A lot of people have opinions on where is and isn’t safe to visit. When I decided to visit Colombia back in October I was treated to everything from wide eyed states to earnest warnings about kidnapping and drugs. I was confident in my decision but the reactions started to even make me nervous. My fears were unwarranted: Colombia was beautiful, amazing and full of wonderful people. I felt safer there than I did in many other parts of South America.
It’s not the fault of those well meaning bearers of caution. There are just a lot of misconceptions and false information floating around.It can be really hard to assess the safety of a location using only second-hand information. You have to sift through the rumors, the warnings and the opinions to try to figure out the actual level of risk in a given place. That’s why companies often hire corporate travel management firms to assess risk for them.
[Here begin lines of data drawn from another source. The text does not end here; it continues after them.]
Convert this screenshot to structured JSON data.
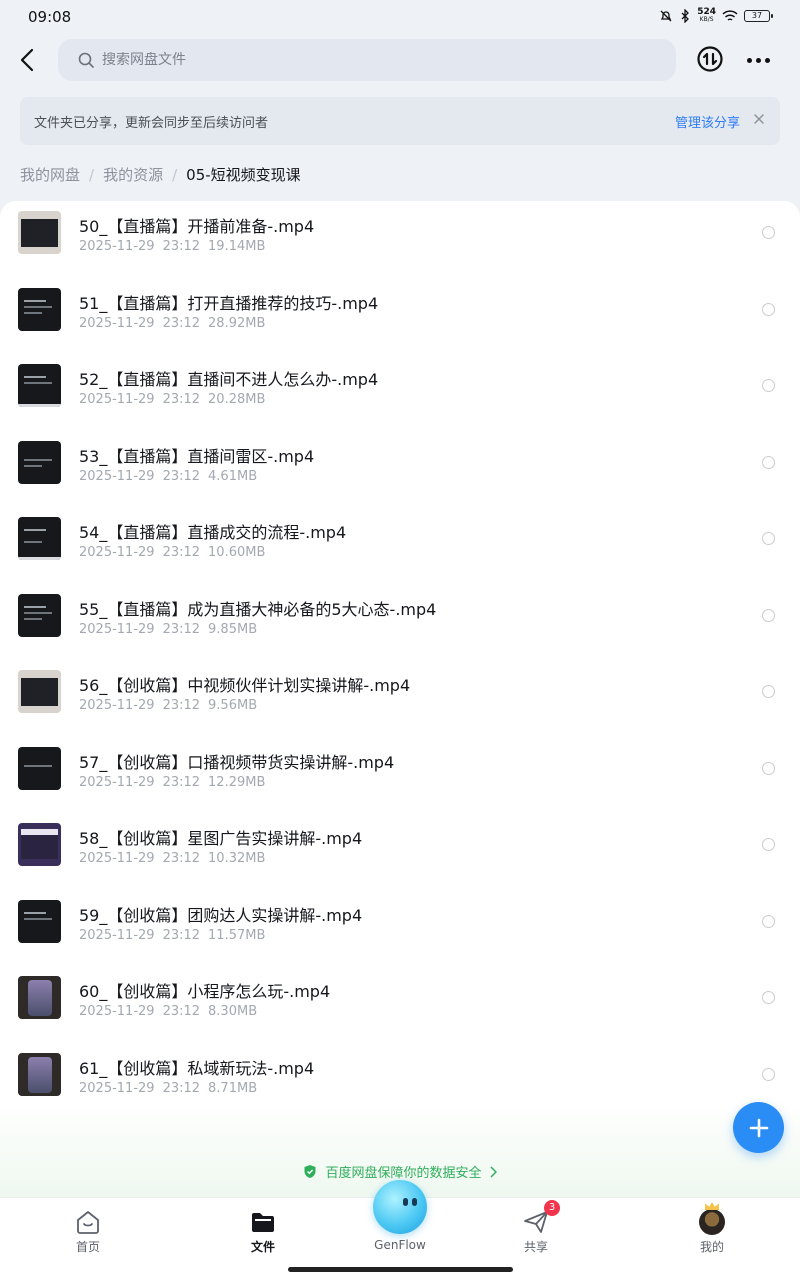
{
  "status": {
    "time": "09:08",
    "net_speed_value": "524",
    "net_speed_unit": "KB/S",
    "battery": "37"
  },
  "search": {
    "placeholder": "搜索网盘文件"
  },
  "banner": {
    "text": "文件夹已分享，更新会同步至后续访问者",
    "manage_label": "管理该分享"
  },
  "breadcrumb": {
    "items": [
      "我的网盘",
      "我的资源"
    ],
    "current": "05-短视频变现课"
  },
  "files": [
    {
      "name": "50_【直播篇】开播前准备-.mp4",
      "date": "2025-11-29",
      "time": "23:12",
      "size": "19.14MB",
      "thumb": "light"
    },
    {
      "name": "51_【直播篇】打开直播推荐的技巧-.mp4",
      "date": "2025-11-29",
      "time": "23:12",
      "size": "28.92MB",
      "thumb": "dark"
    },
    {
      "name": "52_【直播篇】直播间不进人怎么办-.mp4",
      "date": "2025-11-29",
      "time": "23:12",
      "size": "20.28MB",
      "thumb": "dark"
    },
    {
      "name": "53_【直播篇】直播间雷区-.mp4",
      "date": "2025-11-29",
      "time": "23:12",
      "size": "4.61MB",
      "thumb": "dark"
    },
    {
      "name": "54_【直播篇】直播成交的流程-.mp4",
      "date": "2025-11-29",
      "time": "23:12",
      "size": "10.60MB",
      "thumb": "dark"
    },
    {
      "name": "55_【直播篇】成为直播大神必备的5大心态-.mp4",
      "date": "2025-11-29",
      "time": "23:12",
      "size": "9.85MB",
      "thumb": "dark"
    },
    {
      "name": "56_【创收篇】中视频伙伴计划实操讲解-.mp4",
      "date": "2025-11-29",
      "time": "23:12",
      "size": "9.56MB",
      "thumb": "light"
    },
    {
      "name": "57_【创收篇】口播视频带货实操讲解-.mp4",
      "date": "2025-11-29",
      "time": "23:12",
      "size": "12.29MB",
      "thumb": "dark"
    },
    {
      "name": "58_【创收篇】星图广告实操讲解-.mp4",
      "date": "2025-11-29",
      "time": "23:12",
      "size": "10.32MB",
      "thumb": "purple"
    },
    {
      "name": "59_【创收篇】团购达人实操讲解-.mp4",
      "date": "2025-11-29",
      "time": "23:12",
      "size": "11.57MB",
      "thumb": "dark"
    },
    {
      "name": "60_【创收篇】小程序怎么玩-.mp4",
      "date": "2025-11-29",
      "time": "23:12",
      "size": "8.30MB",
      "thumb": "phone"
    },
    {
      "name": "61_【创收篇】私域新玩法-.mp4",
      "date": "2025-11-29",
      "time": "23:12",
      "size": "8.71MB",
      "thumb": "phone"
    }
  ],
  "safety_text": "百度网盘保障你的数据安全",
  "nav": {
    "home": "首页",
    "files": "文件",
    "genflow": "GenFlow",
    "share": "共享",
    "share_badge": "3",
    "mine": "我的"
  },
  "colors": {
    "accent": "#2f7df6",
    "fab": "#2a8cf5",
    "safety": "#2fae5c",
    "badge": "#f0344b"
  },
  "icons": [
    "back-arrow-icon",
    "search-icon",
    "sort-icon",
    "more-icon",
    "close-icon",
    "plus-icon",
    "shield-icon",
    "chevron-right-icon",
    "home-icon",
    "folder-icon",
    "send-icon"
  ]
}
You though, probably have to make your own judgements. So how do you know when somewhere is really safe? Based on my experiences with Colombia I know what doesn’t work:
It’s not from the rumors
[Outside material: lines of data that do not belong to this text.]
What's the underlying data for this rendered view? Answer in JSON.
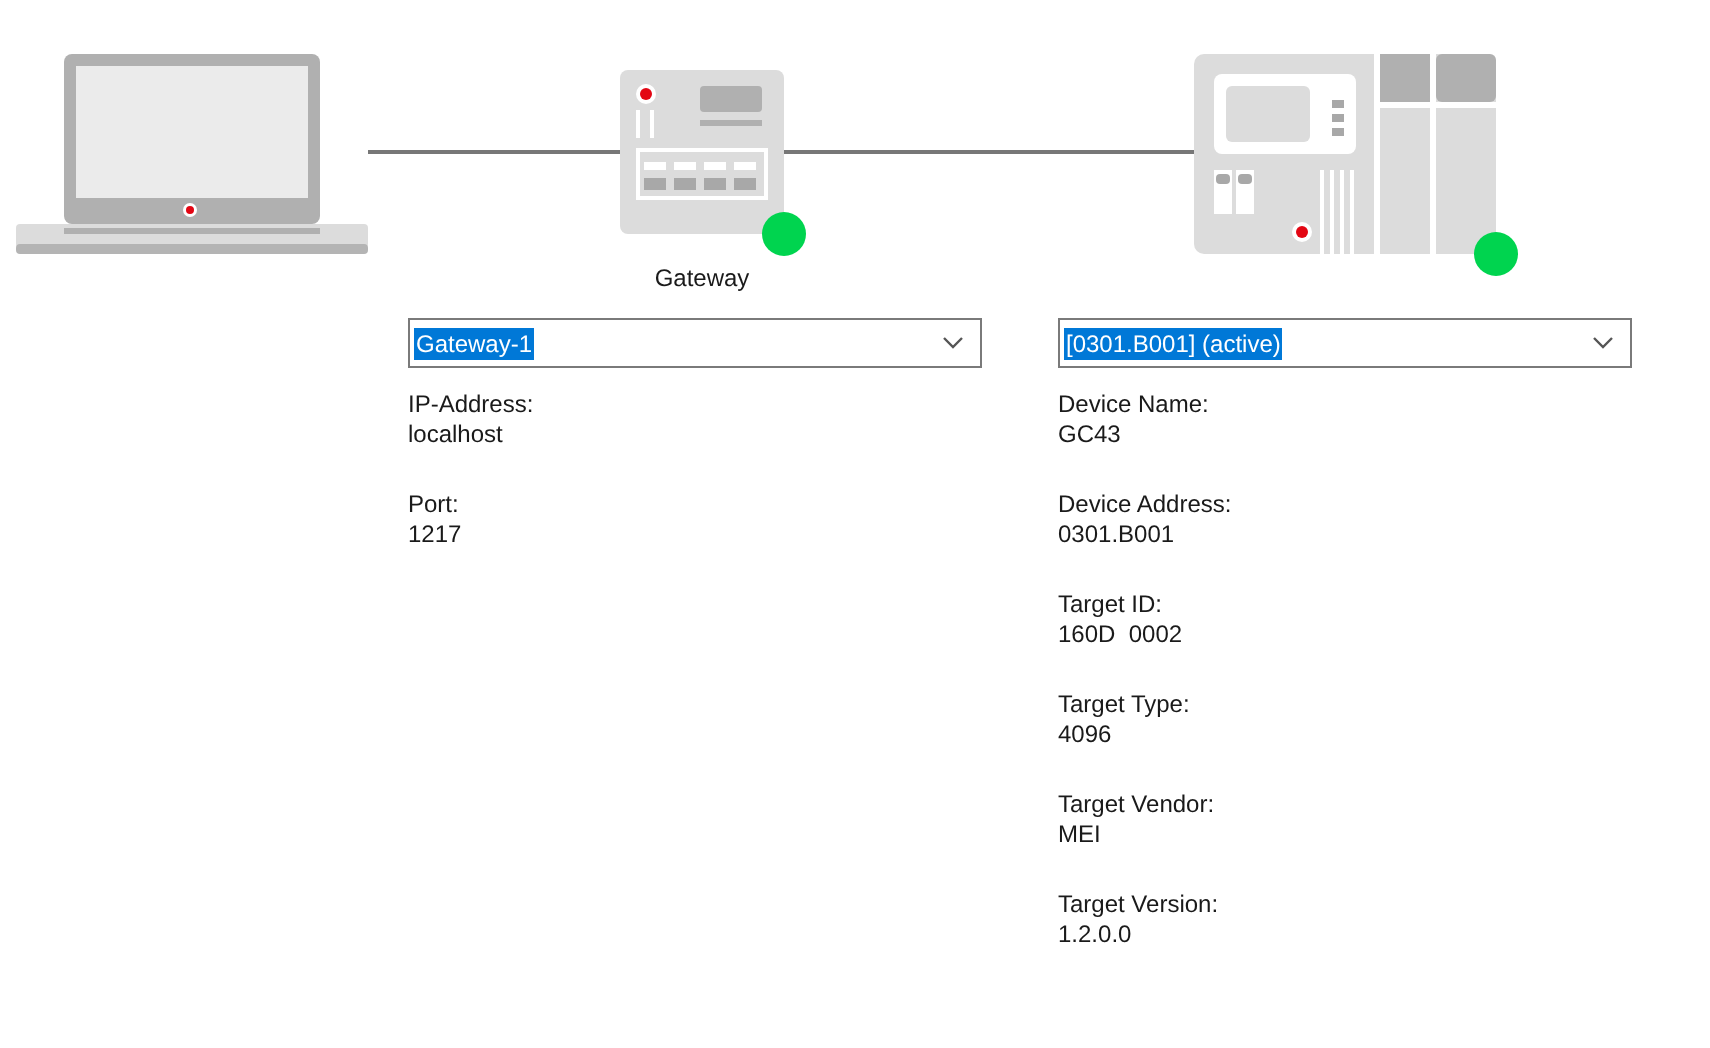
{
  "nodes": [
    {
      "kind": "laptop"
    },
    {
      "kind": "gateway",
      "label": "Gateway",
      "color": "#00d44f"
    },
    {
      "kind": "controller",
      "color": "#00d44f"
    }
  ],
  "panels": [
    {
      "selector": {
        "value": "Gateway-1",
        "text_selected": true
      },
      "fields": [
        {
          "label": "IP-Address:",
          "value": "localhost"
        },
        {
          "label": "Port:",
          "value": "1217"
        }
      ]
    },
    {
      "selector": {
        "value": "[0301.B001] (active)",
        "text_selected": true
      },
      "fields": [
        {
          "label": "Device Name:",
          "value": "GC43"
        },
        {
          "label": "Device Address:",
          "value": "0301.B001"
        },
        {
          "label": "Target ID:",
          "value": "160D  0002"
        },
        {
          "label": "Target Type:",
          "value": "4096"
        },
        {
          "label": "Target Vendor:",
          "value": "MEI"
        },
        {
          "label": "Target Version:",
          "value": "1.2.0.0"
        }
      ]
    }
  ]
}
When I first told people I was going to Colombia I heard all kinds of uninformed comments from jokes about cocaine to sincere warning about kidnapping. The thing was: nobody who reinforced these negative stereotypes about the country has ever been there, or maybe even known anybody who had been there. They couldn’t cite a recent news report or a first person account, they just had these ideas gleaned from movies and stories from 15 years ago.
Now I take these stories with an enormous grain of salt unless I’m hearing an actual first hand account.
It’s not from the movies
This may seem like a no- brainer, but think of how many people are spooked of hostels because of the movie Hostel. Well a lot of these people also apparently saw Colombiana or Mr. and Mrs. Smith and are now convince that Bogota is some sort of hot steamy crime haven full of hit men and drug lords.
Bogota is in the Andes. It has an altitude of 2600 meters, a kilometer higher up than Denver. Hot and steamy is is not: I spent six weeks there and I don’t think the temperature got above 70 degrees. The rest of the movies are just about as accurate.
It’s not from statistics
Stats are good but you still have to look at them critically, not sensationally. For example, last year Bogota reported 1608 murders. That seems like quite a lot of murders- but consider that this is in a city of 7.5 million people. The majority of them occurred in Ciudad Bolivar, a shady neighborhood you almost certainly wouldn’t visit on your trip.
In comparison, Bogota has a lower murder rate than New Orleans, Baltimore or my own hometown of Washington DC, and nobody freaks out when I want to go to those places. Probably because they know I’m not going to go wandering around Anacostia late at night with my wallet on display. I wouldn’t do that abroad either.
So how DO you gauge safety in a new place? It’s an art, not a science. You have to look at the complete picture: What’s going on in this country right now? Is it effecting tourists (sadly many countries are far more dangerous for their own citizens then they are for visitors)? What does your gut say? Do you personally feel secure visiting this place?
The last one is crucial. Everyone has a different comfort level. I know people who have traveled to Iraq, to Somalia, to places I would have to think really hard about before going. Personally I felt fine visiting Colombia and Ecuador, but put Venezuela on my no-go list. Based on what I’ve read, and from talking to people who have been there, it was not a place I felt comfortable going.
But I also met people who went to Venezuela and thought it was really neat. Just like I met people who got held at gunpoint in Barcelona or in Brazil or yes, in Colombia. It’s a gray science. I think in truth there’s no such thing as “safe” and “not safe.” There’s just different levels of risk that need to be managed.
How do YOU decide if a place is safe to visit?